Joey P., Yates, and Andrew Erickson break down the start/sit options for Week 5 of the fantasy football season! Sponsors: Pristine Auction - Get the best deals in sports memorabilia including signed helmets and custom jerseys with guaranteed authenticity. Enter registration code "FantasyPros" when you sign up to receive a free $5 credit. AirMedCare - If a medical emergency arises, AirMedCare Network provides members with world class emergency air transport services to the nearest hospital with NO out of pocket expenses. Visit airmedcarenetwork.com/fantasypros and use offer code FANTASYPROS to get up to a $50 Visa or Amazon gift card with a new membership.
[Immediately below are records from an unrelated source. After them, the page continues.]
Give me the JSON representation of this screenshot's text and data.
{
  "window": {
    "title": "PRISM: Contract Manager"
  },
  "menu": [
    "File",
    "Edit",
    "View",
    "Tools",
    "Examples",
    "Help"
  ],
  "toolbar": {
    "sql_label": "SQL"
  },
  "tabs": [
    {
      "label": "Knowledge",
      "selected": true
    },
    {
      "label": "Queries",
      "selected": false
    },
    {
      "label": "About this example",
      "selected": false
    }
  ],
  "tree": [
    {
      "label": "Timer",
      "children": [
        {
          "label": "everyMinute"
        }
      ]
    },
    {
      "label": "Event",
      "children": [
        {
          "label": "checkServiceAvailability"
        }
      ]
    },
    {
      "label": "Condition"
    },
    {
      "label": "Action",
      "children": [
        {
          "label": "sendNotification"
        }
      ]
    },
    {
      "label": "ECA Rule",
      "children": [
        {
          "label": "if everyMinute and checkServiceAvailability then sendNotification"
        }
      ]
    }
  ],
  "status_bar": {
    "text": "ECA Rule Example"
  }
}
Timestamps: Justin Fields - 0:00:58 Top Starts & Fades - 0:06:51 Najee Harris - 0:06:51 Chris Carson - 0:08:51 Miles Sanders - 0:10:24 Damien Williams - 0:11:56 Leonard Fournette - 0:13:19 Cordarrelle Patterson - 0:15:25 Trey Sermon/Samaje Perine - 0:17:32 Javonte Williams vs. Jamaal Williams - 0:19:38 Zack Moss vs. Latavius Murray - 0:22:24 Ty'Son Williams - 0:23:18 Allen Robinson - 0:24:05 Courtland Sutton - 0:26:40 Tyler Boyd - 0:27:51 DeVante Parker - 0:28:49 Michael Pittman - 0:29:45 Laviska Shenault - 0:33:33 Henry Ruggs - 0:35:15 Cole Beasley - 0:35:56 Robby Anderson vs. JuJu Smith-Schuster - 0:37:43 A.J. Green vs. Rondale Moore - 0:39:26 Justin Herbert - 0:41:17 Russell Wilson - 0:41:45 Tom Brady - 0:43:28 Joe Burrow - 0:45:25 Justin Fields - 0:47:24 Mac Jones - 0:48:26 Baker Mayfield - 0:48:57 Trevor Lawrence - 0:50:21 Lawrence vs. Fields - 0:51:36 Dallas Goedert/Zach Ertz - 0:52:32 Hunter Henry - 0:54:32 Robert Tonyan vs. Jonnu Smith - 0:55:05 Tyler Conklin vs. Robert Tonyan - 0:56:58 Start and Sit of the Week - 0:57:30 Brandon Aiyuk - 0:58:05 Miles Sanders - 0:59:38 TNF Preview - 1:00:19 Robert Woods - 1:00:19 Chris Carson - 1:01:32
John Beck on timing and opportunity in the NFL, transitioning to coaching QBs, what made Brees so great, Jameis' growth, mentoring rookies like Wilson and Fields, how the draft experts missed on Herbert and Kyler's unique skill set. Learn more about your ad choices. Visit podcastchoices.com/adchoices
The Bears are starting Justin Fields Stephon Gilmore is going to Carolina Kevin Durant made a mistake leaving Steph Curry to play with Kyrie Irving Guest: Joel Klatt Learn more about your ad-choices at https://www.iheartpodcastnetwork.com
The Dan Le Batard Show with Stugotz is live for Week 4 of the NFL. Stugotz finally feels what it's like to get a win with his rookie QB, Big Ben looks absolutely finished, Fields and Lance impress the crew - and of course they discuss Urban Meyer. Join us and Subscribe! Learn more about your ad choices. Visit megaphone.fm/adchoices